Source Protection Planning

After establishing risk levels for each hazard you’ve identified, you can now develop a Source Protection Plan to mitigate those hazards. Your risk management plan does not have to be complex but it is important to  document the steps taken to address the hazard. 

An effective source protection plan will:


strengthen barriers to each hazard

recognize who is responsible in addressing each hazard

include approximate timelines for implementing the barriers to each hazard

Obviously, you do not have control over all the activities in the watershed or aquifer. However, for the most part, water suppliers are accountable for protecting their water source. Some activities in the watershed will be under the control of multi-jurisdictional government agencies and businesses. Understanding who to contact to help address your hazards is an important part of any source protection plan. Creating a timeline  allows you to budget both your time and financial needs for implementing recommendations.

You can also contact your local Environmental Health Officer or Drinking Water Officer (DWO) of your Regional Health Authority if you need guidance with your source protection plan.

Ultimately, the water supplier, in consultation with the DWO, is responsible for the implementation of the source protection plan. Having this plan will help ensure the risk management strategies are fulfilled. Your implementation strategy should contain information including:

  • the assignment of roles and responsibilities
  • a timeline or schedule for implementation
  • a monitoring program to measure progress
  • how you will allocate resources to fulfill the commitments of the implementation strategy

When you are preparing your source protection plan, it is also a good idea to keep your water users informed of what you are doing. If the water users are included as a stakeholder, they are likely to be more receptive to your plan. 

Reviewing and Updating Your Source Assessment and Source Protection Plan

A source assessment is not a one-time activity. The source assessment report and source protection plan should be reviewed and updated as changes to the water system and environment occur. Your hazard inventory needs to be updated when hazards change or new ones are identified. We recommend conducting a full plan review and updating the assessment report at least every five years (preferably, annually).
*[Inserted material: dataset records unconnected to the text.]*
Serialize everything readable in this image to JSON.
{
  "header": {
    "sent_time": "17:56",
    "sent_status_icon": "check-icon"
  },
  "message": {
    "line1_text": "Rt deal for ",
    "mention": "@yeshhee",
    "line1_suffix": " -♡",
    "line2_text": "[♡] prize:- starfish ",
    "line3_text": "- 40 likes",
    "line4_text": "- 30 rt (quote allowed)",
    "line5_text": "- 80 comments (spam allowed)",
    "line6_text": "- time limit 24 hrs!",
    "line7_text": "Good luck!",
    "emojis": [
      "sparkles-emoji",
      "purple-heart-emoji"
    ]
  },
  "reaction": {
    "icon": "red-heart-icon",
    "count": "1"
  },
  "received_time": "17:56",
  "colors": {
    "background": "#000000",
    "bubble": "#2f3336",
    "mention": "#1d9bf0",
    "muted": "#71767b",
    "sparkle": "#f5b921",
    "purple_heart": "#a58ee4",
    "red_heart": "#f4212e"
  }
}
Small water supply systems serving small populations and only a few connections can use the basic BC Drinking Water Source-to-Tap Screening Tool. This screening tool provides a preliminary review of the water system and its source. This screening tool should also be revisited every few years.